    ABSTRACT: Haematopoietic stem cell transplantation is used clinically to treat many haematological conditions. Isolation of a patient’s own stem cells is a feasible approach for gene therapy and autologous transplantation, which removes the requirement for an immunologically matched donor and the restriction this causes. Manipulating the genome of blood progenitor cells is possible and represents a promising approach to correct genetic and acquired disorders using the patient’s own material. However, the efficiency and safety of gene correction in these stem cells is not yet at the level required for translation into large-scale clinical application. Current approaches, challenges and possible solutions will be discussed.
    Preview · Article · Jan 2016
  • Source
    • "These observations suggest that, once damage occurs, p53-null tumor cells have an increase probability to accumulate mutations as compared to MECs. Finally, the increased activity of the NHEJ repair pathway in MaSCs and TICs might be a doubleedged sword because NHEJ is an error-prone repair mechanism (Khanna and Jackson, 2001) and might, therefore, allow more mutations to accumulate over time (Mohrin et al., 2010). "
    [Show abstract] [Hide abstract]
    ABSTRACT: Adult stem cells and tumor-initiating cells (TICs) often employ different mechanisms of DNA damage response (DDR) as compared to other tissue cell types. However, little is known about how mammary stem cells (MaSCs) and mammary TICs respond to DNA damage. Using the mouse mammary gland and syngeneic p53-null tumors as models, we investigated the molecular and physiological consequences of DNA damage in wild-type MaSCs, p53-null MaSCs, and p53-null TICs. We showed that wild-type MaSCs and basal cells are more resistant to apoptosis and exhibit increased non-homologous end joining (NHEJ) activity.

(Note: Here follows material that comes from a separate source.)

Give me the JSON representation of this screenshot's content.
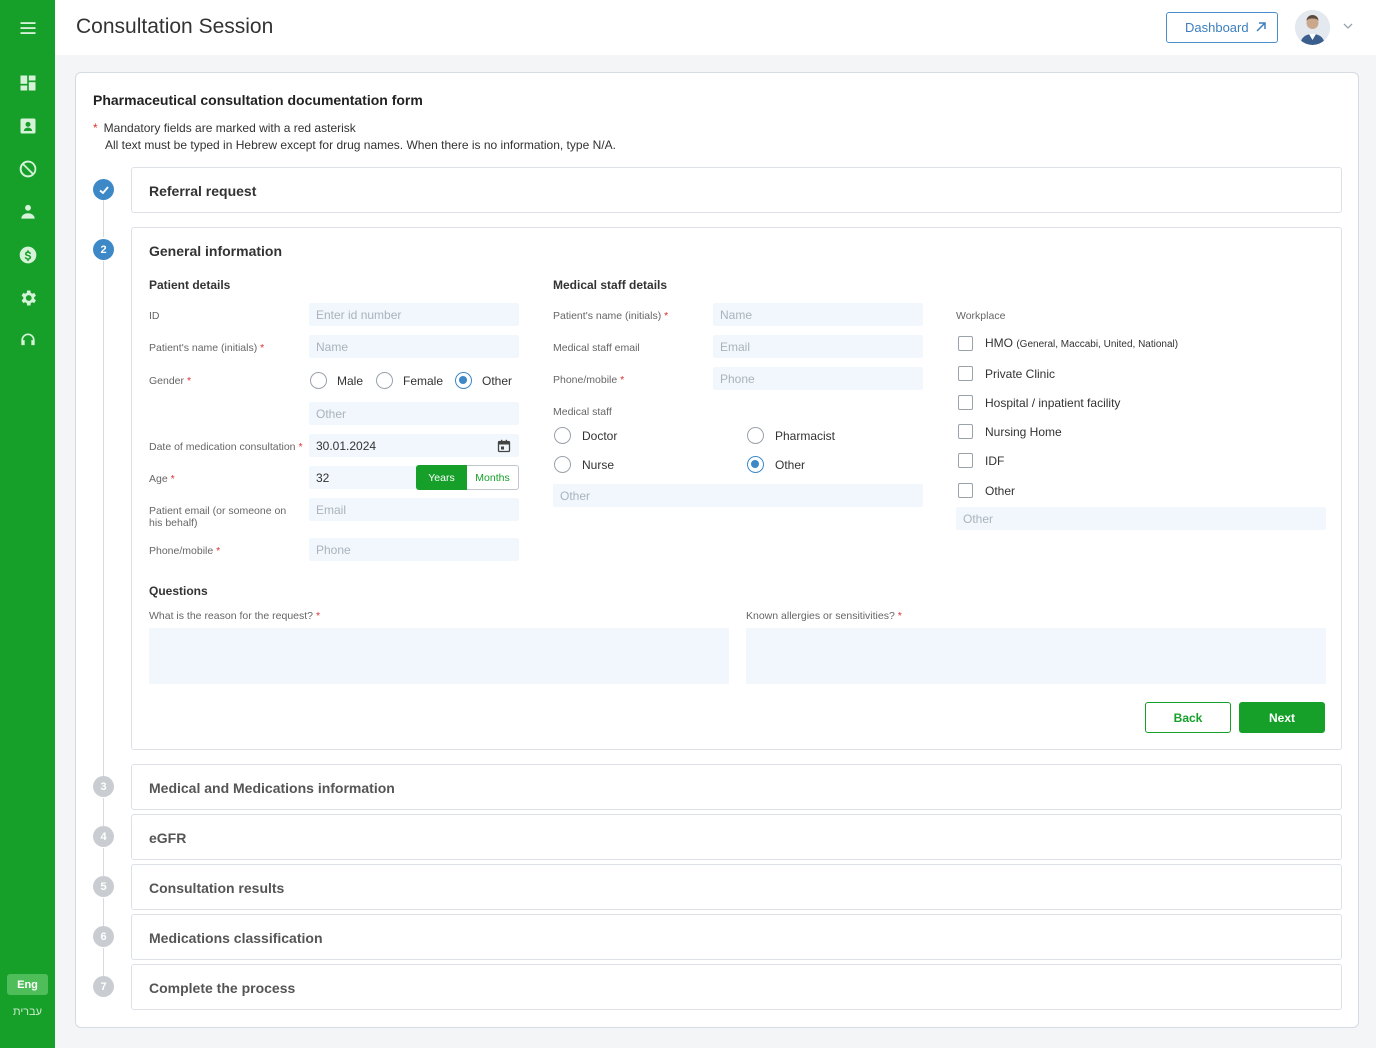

Loss of p53 in mammary epithelium affected both cell-cycle regulation and DNA repair efficiency. In p53-null tumors, we showed that TICs are more resistant to ionizing radiation (IR) due to decreased apoptosis, elevated NHEJ activity, and more-rapid DNA repair. These results have important implications for understanding DDR mechanisms involved in both tumorigenesis and therapy resistance. Copyright © 2015 The Authors. Published by Elsevier Inc. All rights reserved.
    Full-text · Article · Aug 2015 · Stem Cell Reports

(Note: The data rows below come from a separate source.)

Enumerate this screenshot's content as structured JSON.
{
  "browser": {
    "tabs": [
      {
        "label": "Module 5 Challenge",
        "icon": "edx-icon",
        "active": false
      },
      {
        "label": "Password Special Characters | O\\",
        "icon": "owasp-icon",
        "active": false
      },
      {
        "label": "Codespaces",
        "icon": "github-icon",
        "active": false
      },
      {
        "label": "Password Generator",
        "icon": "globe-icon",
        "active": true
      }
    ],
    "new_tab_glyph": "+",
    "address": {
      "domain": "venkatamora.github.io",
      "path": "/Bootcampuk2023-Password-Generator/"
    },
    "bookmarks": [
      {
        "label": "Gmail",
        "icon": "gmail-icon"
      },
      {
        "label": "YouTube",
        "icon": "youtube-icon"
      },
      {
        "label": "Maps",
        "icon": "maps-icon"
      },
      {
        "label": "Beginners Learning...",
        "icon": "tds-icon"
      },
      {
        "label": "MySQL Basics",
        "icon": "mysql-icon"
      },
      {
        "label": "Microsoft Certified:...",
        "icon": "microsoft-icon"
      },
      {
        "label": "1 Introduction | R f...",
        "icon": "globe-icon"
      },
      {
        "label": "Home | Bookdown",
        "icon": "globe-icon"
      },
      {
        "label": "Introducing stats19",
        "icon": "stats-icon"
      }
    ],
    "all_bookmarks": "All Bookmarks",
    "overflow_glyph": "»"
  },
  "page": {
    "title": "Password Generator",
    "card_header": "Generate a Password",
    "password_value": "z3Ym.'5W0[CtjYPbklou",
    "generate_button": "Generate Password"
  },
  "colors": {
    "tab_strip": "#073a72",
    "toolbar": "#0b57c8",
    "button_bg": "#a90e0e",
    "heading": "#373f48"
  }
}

  • Source
    • "However, this independence of a template uncouples NHEJ from the cell cycle allowing execution of repair also during G0/G1. Since HSCs usually are quiescent and divide only rarely, they predominantly use NHEJ to repair DSBs (Mohrin et al., 2010). Although preferential use of the error-prone NHEJ allows quick repair of DSBs, this bears the risk of an elevated mutation rate. "
    [Show abstract] [Hide abstract]
    ABSTRACT: The mammalian organism is comprised of tissue types with varying degrees of self-renewal and regenerative capacity. In most organs self-renewing tissue-specific stem and progenitor cells contribute to organ maintenance, and it is vital to maintain a functional stem cell pool to preserve organ homeostasis. Various conditions like tissue injury, stress responses, and regeneration challenge the stem cell pool to re-establish homeostasis (Figure 1). However, with increasing age the functionality of adult stem cells declines and genomic mutations accumulate. These defects affect different cellular response pathways and lead to impairments in regeneration, stress tolerance, and organ function as well as to an increased risk for the development of ageing associated diseases and cancer. Maintenance of the genome appears to be of utmost importance to preserve stem cell function and to reduce the risk of ageing associated dysfunctions and pathologies. In this review, we discuss the causal link between stem cell dysfunction and DNA damage accrual, different strategies how stem cells maintain genome integrity, and how these processes are affected during ageing.
    Full-text · Article · Feb 2015 · Ageing Research Reviews
Show more